What Should I Do About It?

The simplest solution to CT saturation is to select a CT with high accuracy class. However, higher-rated CTs are sometimes not viable because of physical limitations such as restricted spaces.

Another option is to reduce the CT burden. Halving the burden by adding another set of CT cables in parallel has the same effect as doubling the CT accuracy class. Using CT taps, if available, to effectively double the turns ratio has the same effect as quadrupling the accuracy class.

Relay protection algorithms can also be used to desensitize or delay relay operation during CT saturation, though they are no substitute for selecting the appropriate CTs in the first place. If you plan to use such algorithms, it is recommended that you test them in a digital simulator prior to deployment.

Conclusion

Even the best protection and control devices are only as good as the information they have to act upon. Choosing the right CTs and taking other steps to avoid saturation are essential to giving your devices the information they need to operate reliably and protect your electric power system.

Reference

About the Author

Brad Heilman

Brad Heilman, P.E., has a BSEE degree from the South Dakota School of Mines and Technology. From 1990 to 1997, he was employed as a system protection engineer for Black Hills Power and Light.

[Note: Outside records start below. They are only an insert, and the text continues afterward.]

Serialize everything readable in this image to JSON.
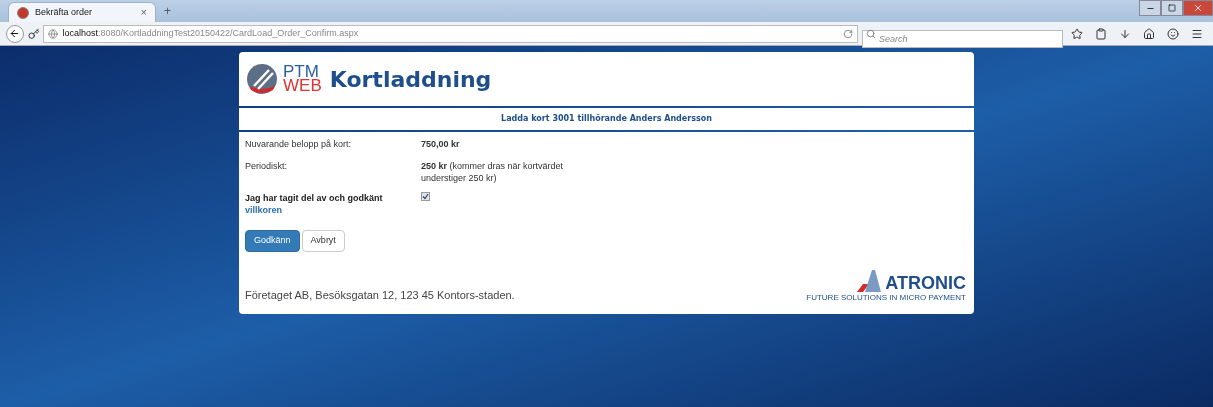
{
  "browser": {
    "tab_title": "Bekräfta order",
    "tab_close": "×",
    "new_tab": "+",
    "url_host": "localhost",
    "url_path": ":8080/KortladdningTest20150422/CardLoad_Order_Confirm.aspx",
    "search_placeholder": "Search"
  },
  "header": {
    "logo_top": "PTM",
    "logo_bottom": "WEB",
    "title": "Kortladdning"
  },
  "subtitle": "Ladda kort 3001 tillhörande Anders Andersson",
  "rows": [
    {
      "label": "Nuvarande belopp på kort:",
      "value": "**750,00 kr**"
    },
    {
      "label": "Periodiskt:",
      "value": "**250 kr** (kommer dras när kortvärdet understiger 250 kr)"
    }
  ],
  "terms": {
    "text": "Jag har tagit del av och godkänt",
    "link": "villkoren",
    "checked": true
  },
  "buttons": [
    {
      "label": "Godkänn",
      "kind": "primary"
    },
    {
      "label": "Avbryt",
      "kind": "default"
    }
  ],
  "footer": {
    "address": "Företaget AB, Besöksgatan 12, 123 45 Kontors-staden.",
    "brand": "ATRONIC",
    "tagline": "FUTURE SOLUTIONS IN MICRO PAYMENT"
  }
}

His utility work included transmission line and generator protection, power plant and substation commissioning, and SCADA system upgrades. In 1997, he joined Schweitzer Engineering Laboratories, Inc. as a field application engineer supporting customers in Arizona, California, Montana, Wyoming, Utah, North Dakota, Nebraska, Nevada, Idaho, and South Dakota. He is an IEEE member and licensed professional engineer in the state of South Dakota.

About the Author

Ryan Urie

Ryan Urie received a BA in English from the College of Idaho in 2004 and an MS in bioregional planning from the University of Idaho in 2010. He joined Schweitzer Engineering Laboratories, Inc. (SEL) in 2013 as a technical editor. In addition to editing numerous technical papers, application guides, articles, and presentations, he has written several articles, white papers, and case studies for the SEL.